In your copy, each line below is repeated exactly and no image appears.

-- INPUT FOR THIS TASK follows --

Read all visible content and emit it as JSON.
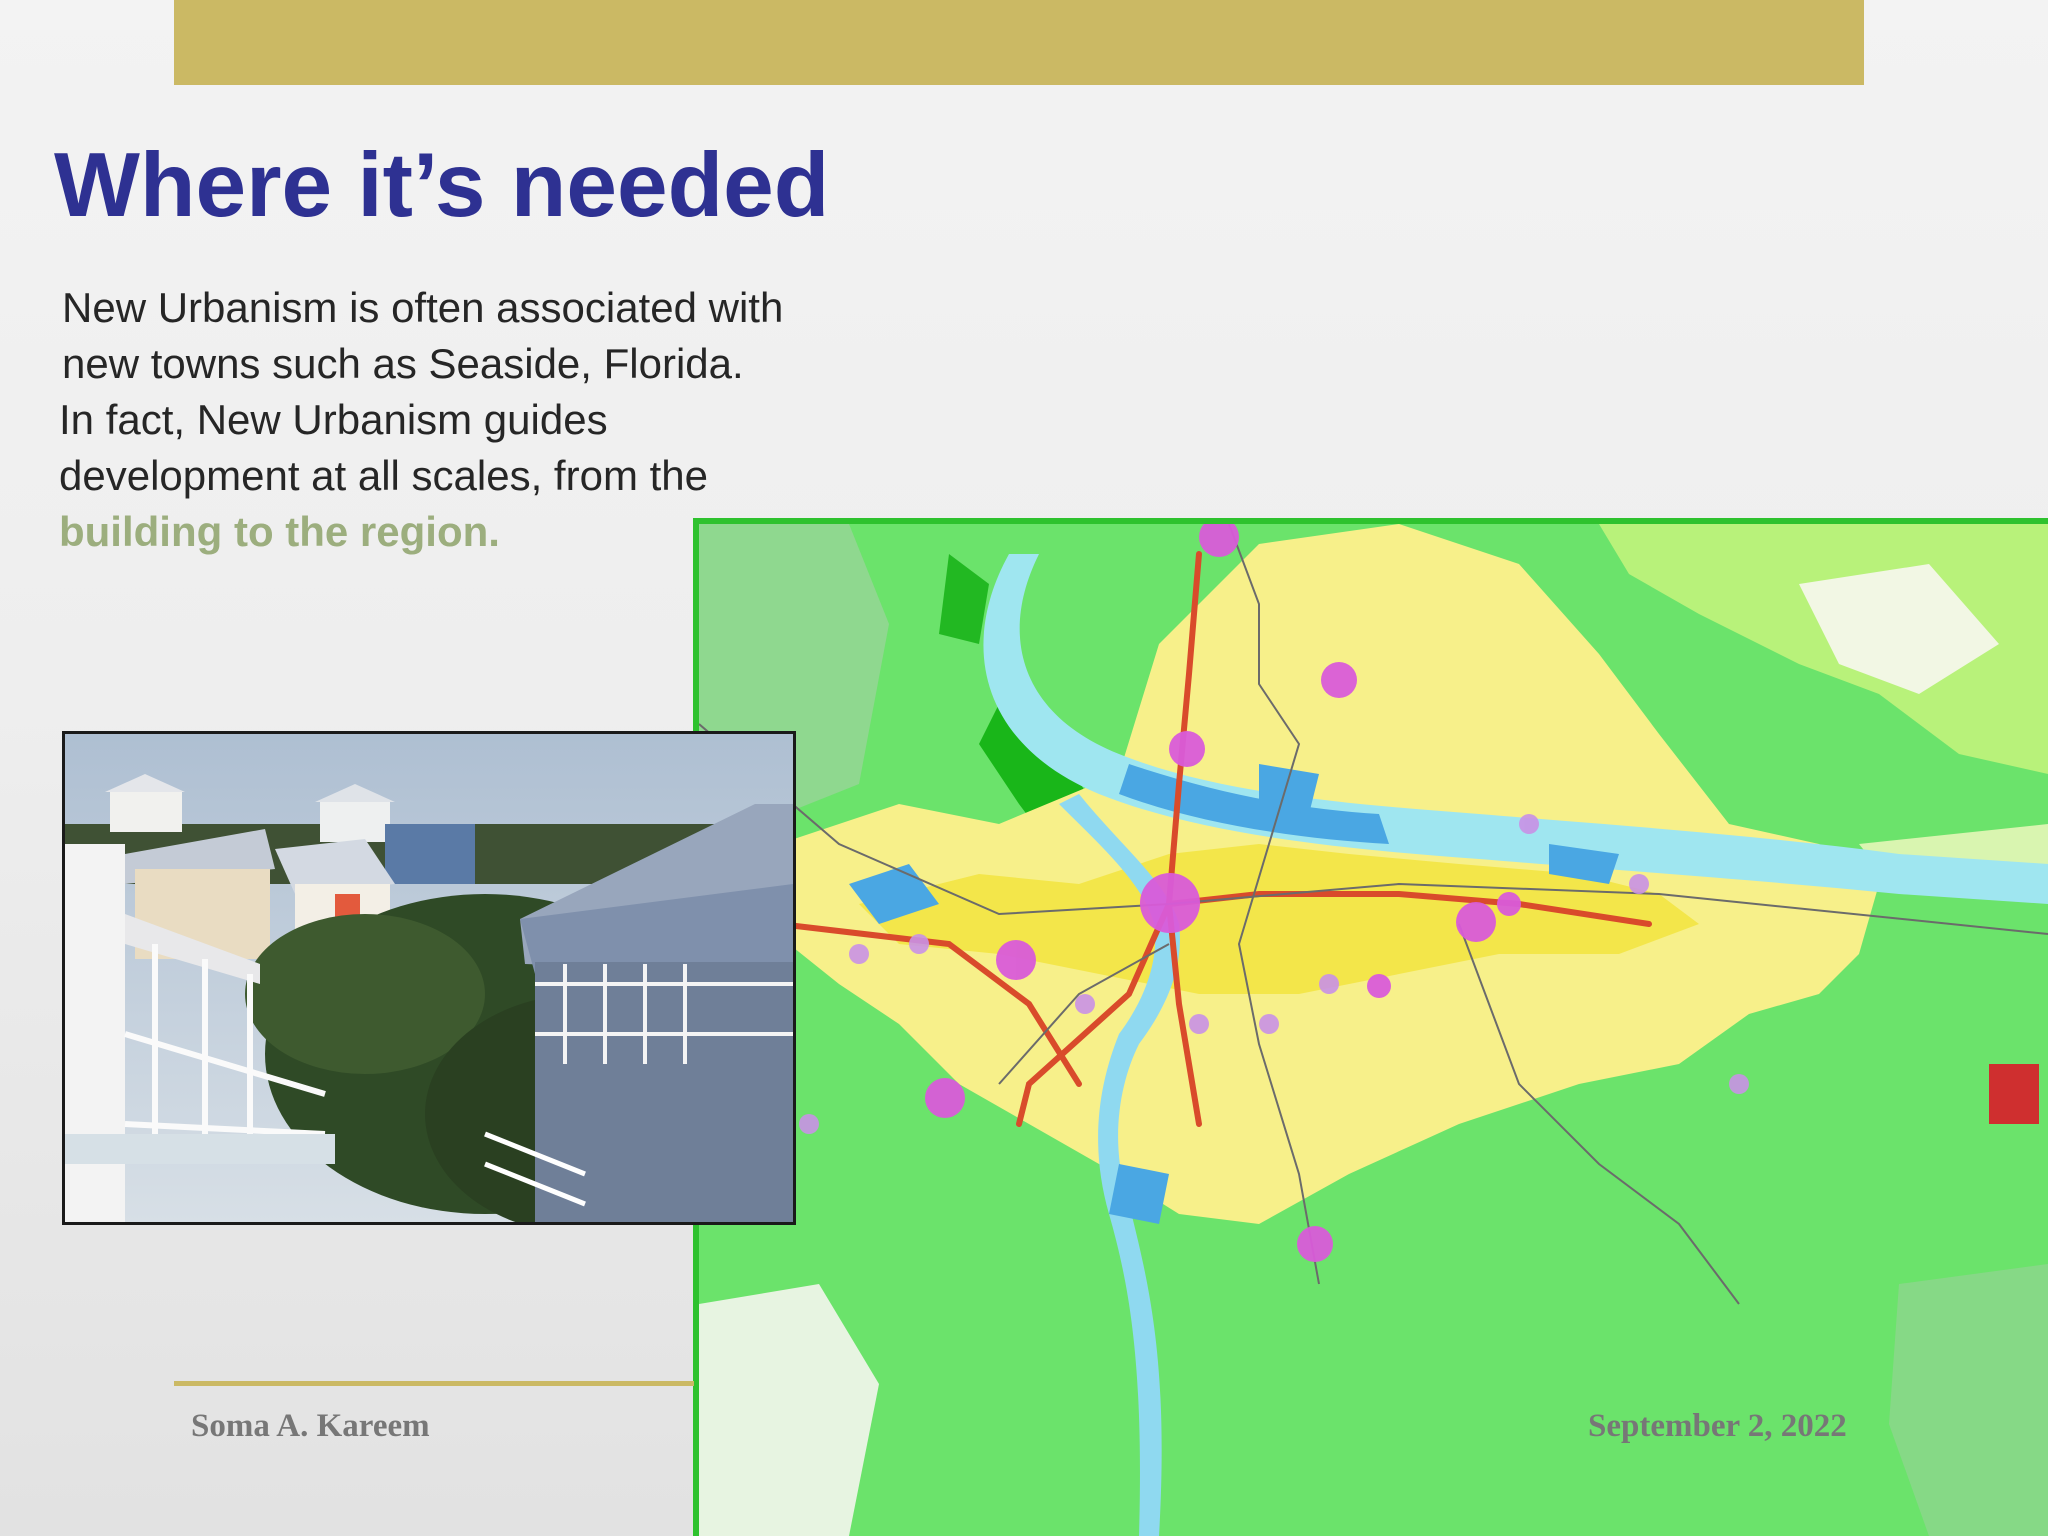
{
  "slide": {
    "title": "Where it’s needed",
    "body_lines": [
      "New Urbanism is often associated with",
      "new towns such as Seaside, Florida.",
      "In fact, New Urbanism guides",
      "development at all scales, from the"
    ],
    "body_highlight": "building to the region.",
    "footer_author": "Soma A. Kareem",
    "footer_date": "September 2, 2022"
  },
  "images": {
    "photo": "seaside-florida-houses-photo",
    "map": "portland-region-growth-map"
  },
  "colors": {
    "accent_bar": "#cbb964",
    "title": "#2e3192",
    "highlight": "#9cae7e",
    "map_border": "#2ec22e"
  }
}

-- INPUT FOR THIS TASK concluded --

◆ **ANSWER AREA**:
Read all visible content and emit it as JSON.
{
  "slide": {
    "title": "Where it’s needed",
    "body_lines": [
      "New Urbanism is often associated with",
      "new towns such as Seaside, Florida.",
      "In fact, New Urbanism guides",
      "development at all scales, from the"
    ],
    "body_highlight": "building to the region.",
    "footer_author": "Soma A. Kareem",
    "footer_date": "September 2, 2022"
  },
  "images": {
    "photo": "seaside-florida-houses-photo",
    "map": "portland-region-growth-map"
  },
  "colors": {
    "accent_bar": "#cbb964",
    "title": "#2e3192",
    "highlight": "#9cae7e",
    "map_border": "#2ec22e"
  }
}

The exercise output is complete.